BY KARISSA MILLER
Agriculture and Science Early College students, staff and other volunteers worked up a sweat Friday while laboring to make Harmony Elementary School’s campus a little more beautiful.
Some students helped pull weeds, while others helped prepare raised beds for mulch, which was a fitting project for Earth Day.
“I’ve never done this before,” student Tate Pennell said as he was leveling out the dirt in the school’s garden beds. “The closest thing to this I’ve done is mow my grandmother’s yard.”
Pennell, 16, said he’s glad he took part in the ASEC Community Day at Harmony. In addition to performing a valuable community service, he expanded his knowledge of agriculture.
“I didn’t know that you can grow (edible) plants on a wall inside a school. It’s so cool,” he explained.
Harmony Elementary is a STEM-Ag focused school and has a Farm to Table initiative in which they grow a variety of lettuces using hydroponic methods.
Harmony STEM-Ag teacher April Smith put together pollinator lessons for ASEC students to teach Harmony students. She selected a book to accompany each hands-on lesson.
“The ASEC kids were uneasy to start off with, but they are a little more comfortable now,” Smith said Friday morning.
During the afternoon, the early college students planted watermelon seeds, cucumber plants, corn and other plants in the raised beds.
Principal Billy Wells said Community Day activities provide a great way for different grades to get oriented, build confidence, make connections in the community and expose students to careers.
“As part of our commitment to making students more aware of our local community, we took them out to several locations to serve and learn,” Wells said.
Students volunteered in Statesville and northern Iredell County area. Locations included:
♦ Union Grove Elementary to do science and greenhouse work;

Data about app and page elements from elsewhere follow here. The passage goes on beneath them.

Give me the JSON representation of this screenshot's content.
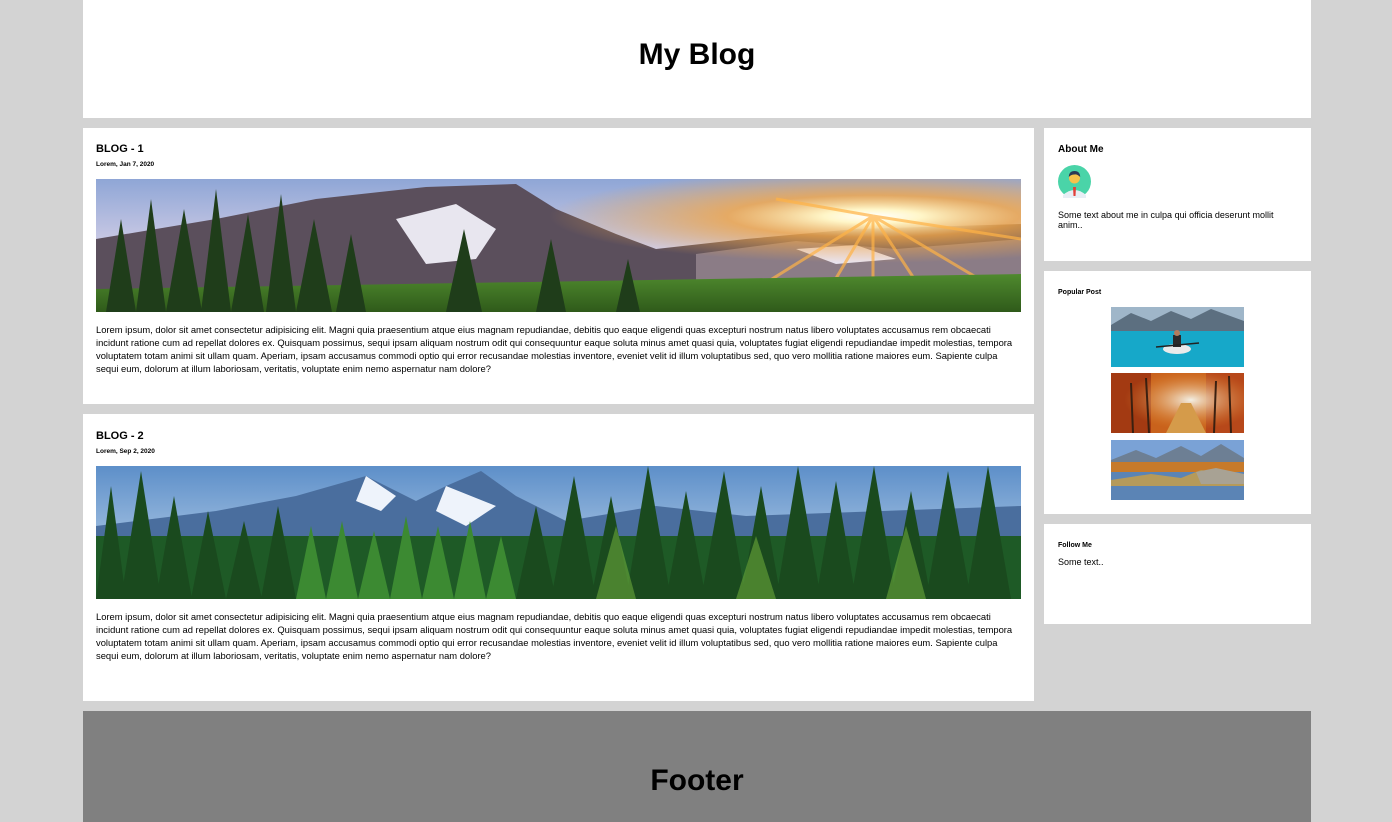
{
  "header": {
    "title": "My Blog"
  },
  "posts": [
    {
      "title": "BLOG - 1",
      "date": "Lorem, Jan 7, 2020",
      "image": "mountain-sunset-photo",
      "text": "Lorem ipsum, dolor sit amet consectetur adipisicing elit. Magni quia praesentium atque eius magnam repudiandae, debitis quo eaque eligendi quas excepturi nostrum natus libero voluptates accusamus rem obcaecati incidunt ratione cum ad repellat dolores ex. Quisquam possimus, sequi ipsam aliquam nostrum odit qui consequuntur eaque soluta minus amet quasi quia, voluptates fugiat eligendi repudiandae impedit molestias, tempora voluptatem totam animi sit ullam quam. Aperiam, ipsam accusamus commodi optio qui error recusandae molestias inventore, eveniet velit id illum voluptatibus sed, quo vero mollitia ratione maiores eum. Sapiente culpa sequi eum, dolorum at illum laboriosam, veritatis, voluptate enim nemo aspernatur nam dolore?"
    },
    {
      "title": "BLOG - 2",
      "date": "Lorem, Sep 2, 2020",
      "image": "pine-forest-mountains-photo",
      "text": "Lorem ipsum, dolor sit amet consectetur adipisicing elit. Magni quia praesentium atque eius magnam repudiandae, debitis quo eaque eligendi quas excepturi nostrum natus libero voluptates accusamus rem obcaecati incidunt ratione cum ad repellat dolores ex. Quisquam possimus, sequi ipsam aliquam nostrum odit qui consequuntur eaque soluta minus amet quasi quia, voluptates fugiat eligendi repudiandae impedit molestias, tempora voluptatem totam animi sit ullam quam. Aperiam, ipsam accusamus commodi optio qui error recusandae molestias inventore, eveniet velit id illum voluptatibus sed, quo vero mollitia ratione maiores eum. Sapiente culpa sequi eum, dolorum at illum laboriosam, veritatis, voluptate enim nemo aspernatur nam dolore?"
    }
  ],
  "sidebar": {
    "about": {
      "heading": "About Me",
      "avatar": "user-avatar-icon",
      "text": "Some text about me in culpa qui officia deserunt mollit anim.."
    },
    "popular": {
      "heading": "Popular Post",
      "thumbs": [
        "kayak-lake-photo",
        "autumn-forest-photo",
        "mountain-lake-photo"
      ]
    },
    "follow": {
      "heading": "Follow Me",
      "text": "Some text.."
    }
  },
  "footer": {
    "title": "Footer"
  },
  "colors": {
    "background": "#d3d3d3",
    "card": "#ffffff",
    "footer": "#808080",
    "avatar_bg": "#4ad4a8"
  }
}
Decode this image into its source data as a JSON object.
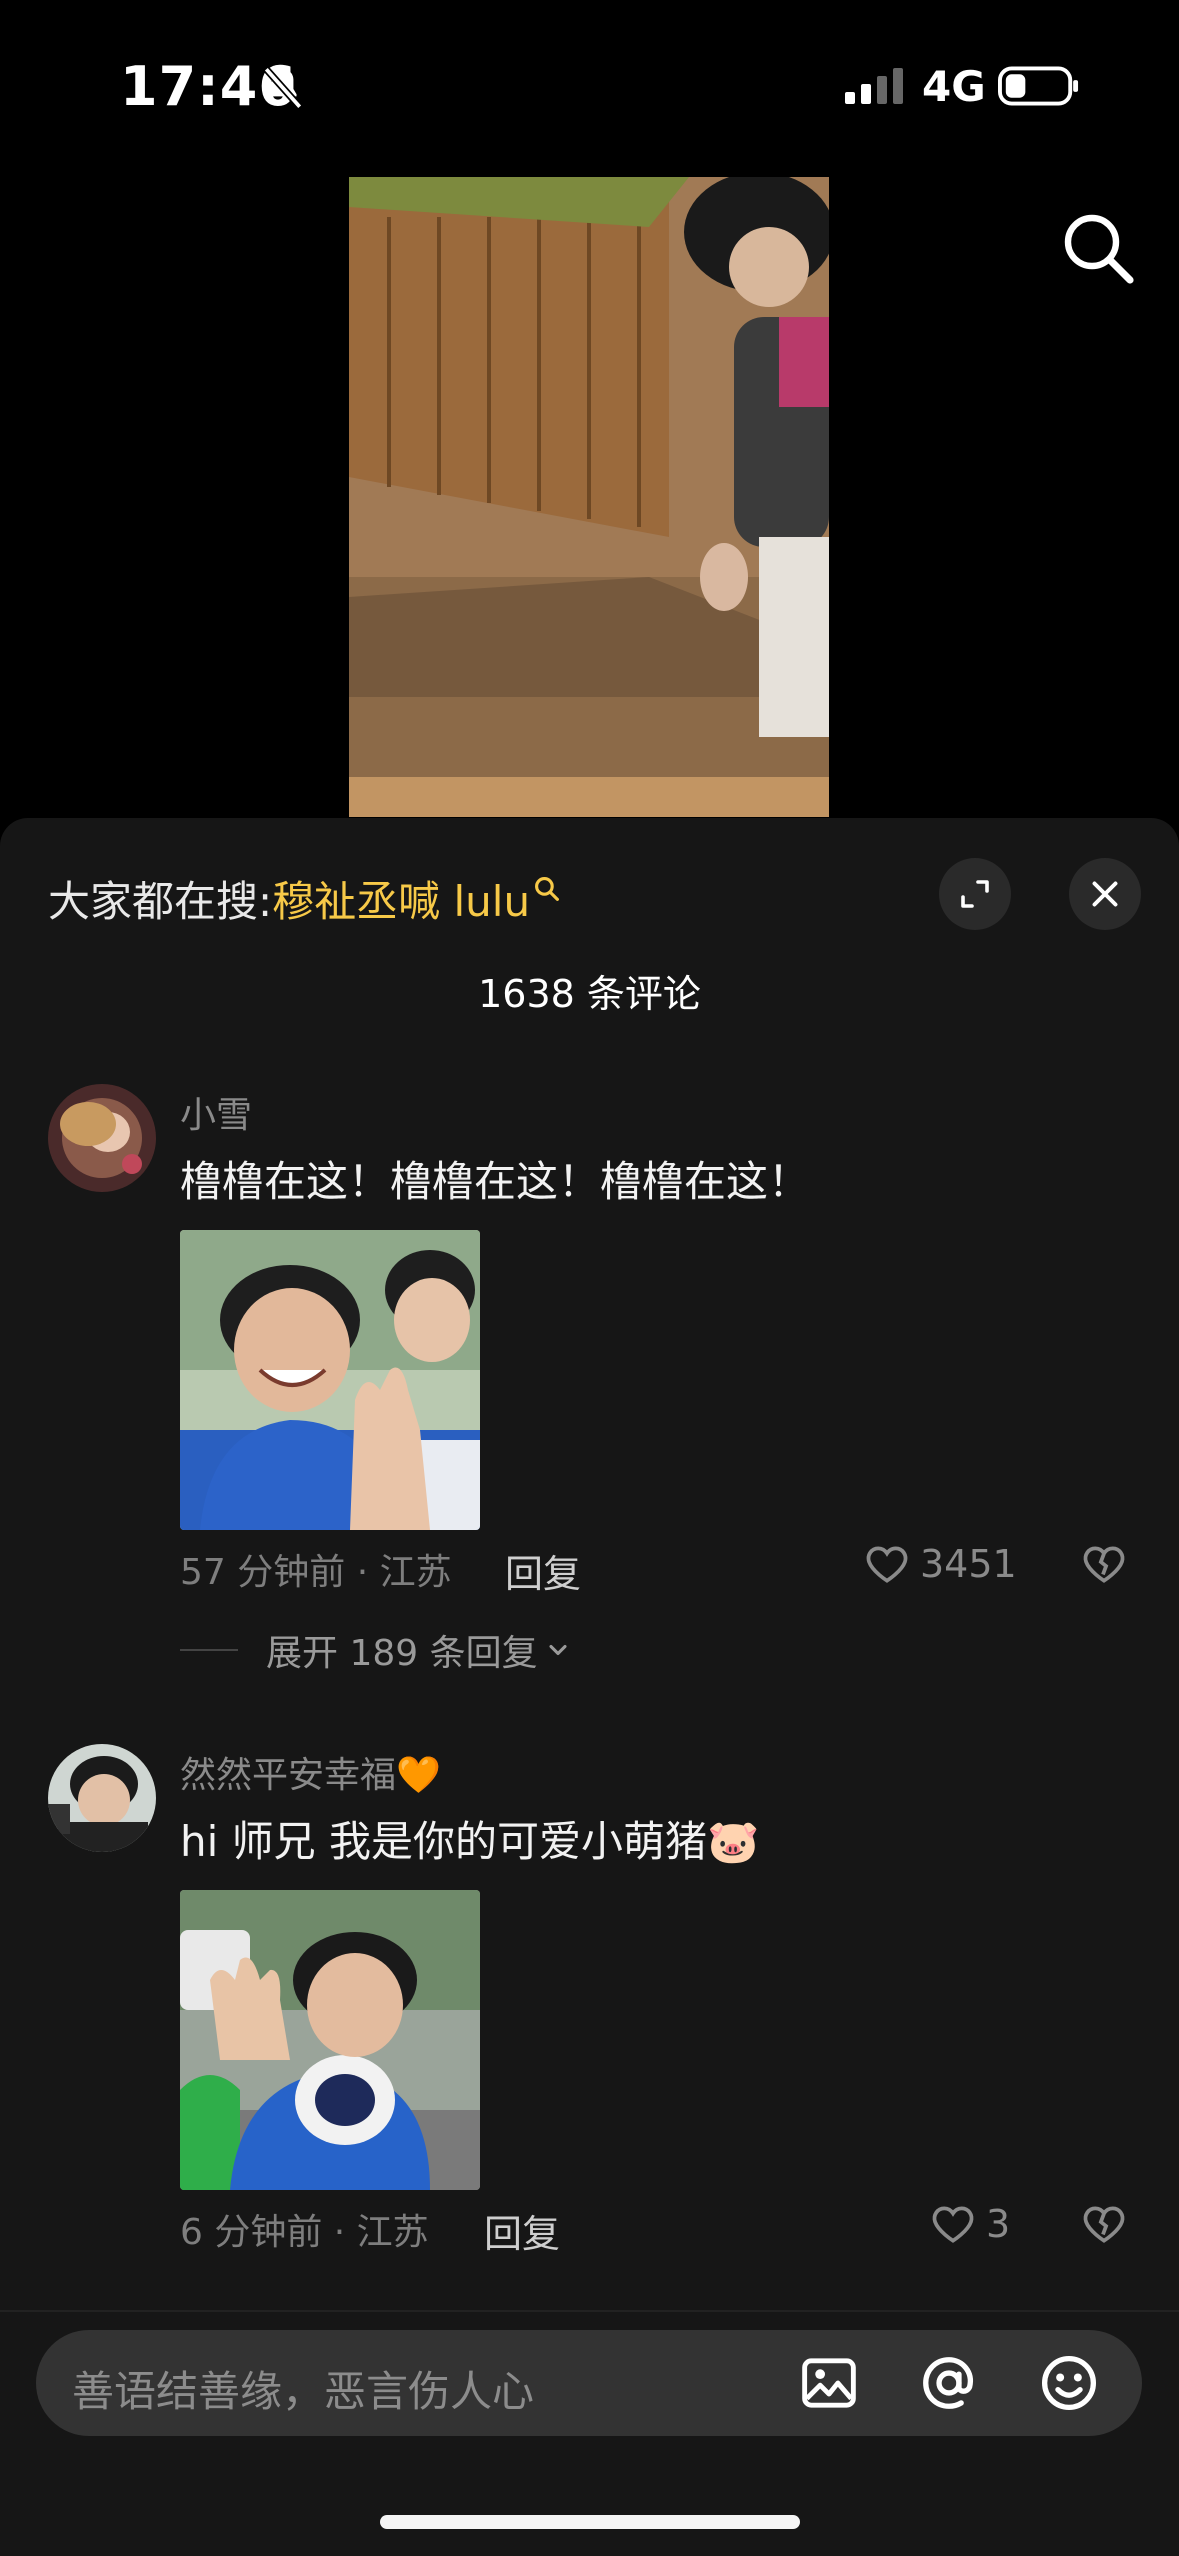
{
  "status_bar": {
    "time": "17:46",
    "network": "4G",
    "icons": [
      "bell-muted-icon",
      "signal-icon",
      "battery-icon"
    ]
  },
  "video": {
    "icons": [
      "search-icon"
    ]
  },
  "comments_panel": {
    "suggest_label": "大家都在搜:",
    "suggest_keyword": "穆祉丞喊 lulu",
    "comment_count_title": "1638 条评论",
    "comments": [
      {
        "username": "小雪",
        "text": "橹橹在这！橹橹在这！橹橹在这！",
        "meta": "57 分钟前 · 江苏",
        "reply_label": "回复",
        "likes": "3451",
        "expand_label": "展开 189 条回复"
      },
      {
        "username": "然然平安幸福🧡",
        "text": "hi 师兄 我是你的可爱小萌猪🐷",
        "meta": "6 分钟前 · 江苏",
        "reply_label": "回复",
        "likes": "3"
      }
    ]
  },
  "input_bar": {
    "placeholder": "善语结善缘，恶言伤人心",
    "icons": [
      "image-icon",
      "at-icon",
      "emoji-icon"
    ]
  },
  "colors": {
    "accent_keyword": "#f7c948",
    "sheet_bg": "#161616",
    "input_bg": "#333333"
  }
}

♦ Fort Dobbs State Historic Site for a tour and service work;
♦ Iredell County Partnership for Young Children for service work; and
♦ Purple Heart Homes for some landscaping work
Other students remained on campus for clean-up service projects and presentations from the Ag Extension Office and Highland K9 gave a demonstration.
Community Day began before the pandemic, but school officials paused the initiative for the past two years.
According to Wells, ASEC’s distance learning advisor Bobbi Williams, a retired teacher, is civic-minded and helped the school bring this day to fruition.
Wells wants serving others in the community to be a part of the student experience at ASEC. He also hopes students will be inspired to continue this tradition once they leave ASEC.
Teacher Justin Phillips said the event is a great way for students to get of their comfort zones.
“Many teenagers are so immersed in their social media. Anytime we can get them out of their bubbles, it’s nice to see them rise to the occasion. I’m so encouraged by what I’ve seen today” Phillips said.
Noah Wittenmyer, 17, admits that standing in front of a classroom required him to stretch a little bit.
However, when Smith asked him to wheel barrow in some mulch, it brought a smile to his face.
“This is fun. I could do this all day long,” he said.
Students Taylor Mann, Hailey Rodriguez and Frederick Flores worked together to help students plant pollinator flowers outside.
“I like talking with the kids and just interacting with them. It’s a happy thing,” Mann said.
Flores added:” The community serves us. It’s important that we serve the community.”
Many students said that they volunteer on a regular basis, and they have fond memories of what it was like to see older kids visit their school when they were younger.
Another highlight among the students was having the opportunity to tell the younger student about the early college program.